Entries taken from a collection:
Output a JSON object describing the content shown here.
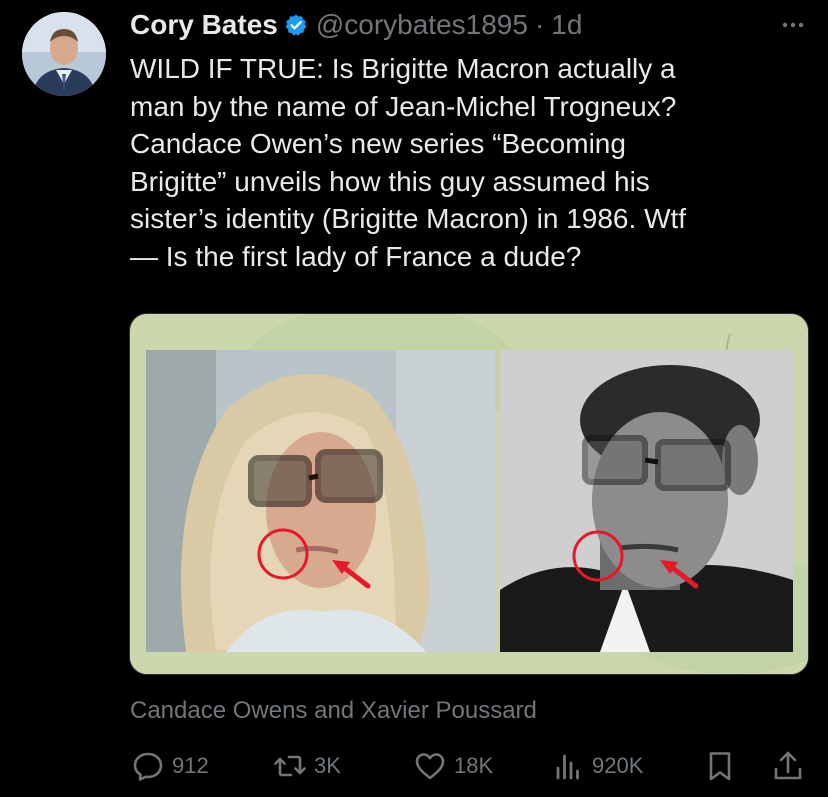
{
  "author": {
    "name": "Cory Bates",
    "handle": "@corybates1895",
    "separator": "·",
    "time": "1d"
  },
  "tweet": {
    "text": "WILD IF TRUE:  Is Brigitte Macron actually a\nman by the name of Jean-Michel Trogneux?\nCandace Owen’s new series “Becoming\nBrigitte” unveils how this guy assumed his\nsister’s identity (Brigitte Macron) in 1986.  Wtf\n— Is the first lady of France a dude?"
  },
  "media": {
    "caption": "Candace Owens and Xavier Poussard",
    "frame_color": "#cbd8ae",
    "highlight_color": "#e8182a"
  },
  "actions": {
    "replies": "912",
    "reposts": "3K",
    "likes": "18K",
    "views": "920K"
  },
  "icons": {
    "verified": "verified-badge-icon",
    "more": "more-icon",
    "reply": "reply-icon",
    "repost": "repost-icon",
    "like": "heart-icon",
    "views": "views-icon",
    "bookmark": "bookmark-icon",
    "share": "share-icon"
  },
  "colors": {
    "background": "#000000",
    "text": "#e7e9ea",
    "secondary": "#71767b",
    "verified": "#1d9bf0"
  }
}
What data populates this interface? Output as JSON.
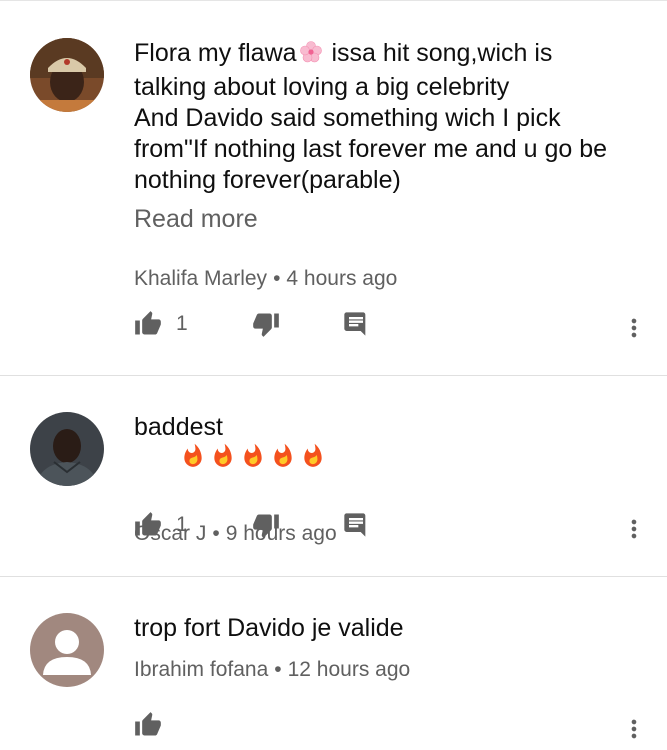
{
  "comments": [
    {
      "text_line1_a": "Flora my flawa",
      "emoji1": "cherry-blossom",
      "text_line1_b": " issa hit song,wich is",
      "text_rest": "talking about loving a big celebrity\nAnd Davido said something wich I pick\nfrom\"If nothing last forever me and u go be\nnothing forever(parable)",
      "read_more": "Read more",
      "author": "Khalifa Marley",
      "time": "4 hours ago",
      "likes": "1"
    },
    {
      "text": "baddest",
      "emoji": "fire x5",
      "author": "Oscar J",
      "time": "9 hours ago",
      "likes": "1"
    },
    {
      "text": "trop fort Davido je valide",
      "author": "Ibrahim fofana",
      "time": "12 hours ago"
    }
  ],
  "separator": "•",
  "colors": {
    "text": "#0f0f0f",
    "secondary": "#606060",
    "divider": "#e0e0e0",
    "fire": "#f4511e"
  }
}
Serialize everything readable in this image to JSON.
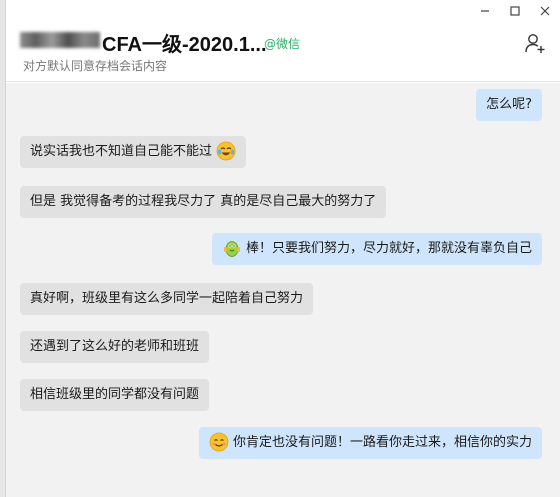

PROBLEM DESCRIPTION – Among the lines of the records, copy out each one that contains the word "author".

ANSWER TO THE EXERCISE –
  "author": {
      "author": "Khalifa Marley",
      "author": "Oscar J",
      "author": "Ibrahim fofana",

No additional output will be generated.